Leeds United’s first season back in the Premier League felt like a carefree joyride alongside a gang happy to turn up anywhere and ruin the locals’ day.
It was a privilege to watch it from close quarters and see the various narratives unfold throughout the campaign, trying to be the absent fans’ eyes and ears.
Of course, we had our first taste of football in empty stadiums from last June with the final nine matches of the Championship, but last term was on another level.
The search for the Anfield press box on the opening day alone summed up what stage Leeds were now playing on. We were positioned in the gods and it took around 25 minutes to even find it.
Anfield is not the best example given how far away we were, but one of the highlights of being at the games was hearing what was said in the technical areas and on the pitch itself.
Whether it was Marcelo Bielsa’s pleas for Tyler Roberts to move more, his cries for Patrick Bamford to repeat his latest shot on goal or Stuart Dallas’s demands for an injured Helder Costa to be rolled back onto the pitch, it was priceless insight.
There were certainly a few moments along the way which tested your professionalism in press box etiquette too.
The last-minute winner from Stuart Dallas certainly stands out as the one phase of the entire campaign we wished away fans had been inside the stadium more than any other.
To have kept out a side of that quality for so long with only 10 men was an outstanding feat, but to then to go on the break, see Dallas keep his composure, slot home, in injury time, at the away end, was staggering. A time you forget to do your job and actually report what’s happened to the wider world.
The away trips to Leicester City and Aston Villa stand out too. Two spectacular team performances with an array of special goals from Bamford to boot.

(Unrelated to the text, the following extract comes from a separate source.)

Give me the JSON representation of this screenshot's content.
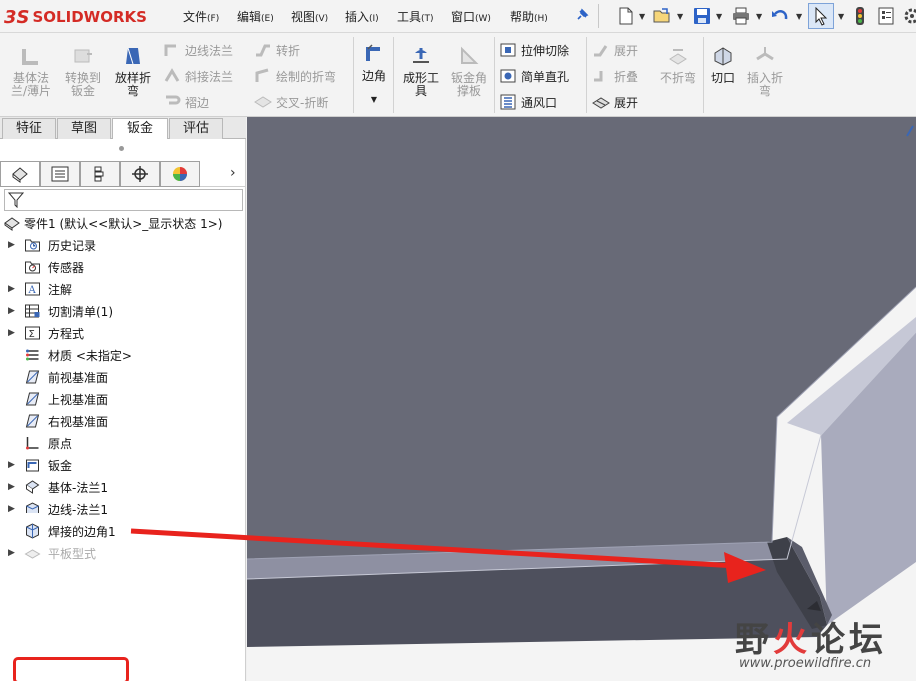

It wasn’t all glamour on the road with the Whites last season. The trip to Crawley Town in January was memorably freezing in the stands and abysmal on the pitch. Just the 240 miles from home too.
One of the big misses, besides the supporters, has been losing direct access to Bielsa’s press conferences. Like most of us around the world, the briefings with the head coach have been moved to Zoom.
We are still lucky to be able to put questions to Marcelo and hear his pearls of wisdom, but you can’t beat being in the room with him and getting the chance of a more natural conversation in person.
We had a small taste of what lies ahead inside the stadiums when we visited Southampton and then saw West Bromwich Albion arrive at Elland Road.
It was incredible how loud 8,000 people could be. Our perception of how noisy stadiums should be has been altered by the past year of silence.
With signs the government is looking to remove all restrictions on sporting events into next term, we live in hope we can once again share these wonderful moments with the supporters and feel that noise, that sense of jeopardy once again.
It’s a shot of adrenaline we’re all missing inside the ground.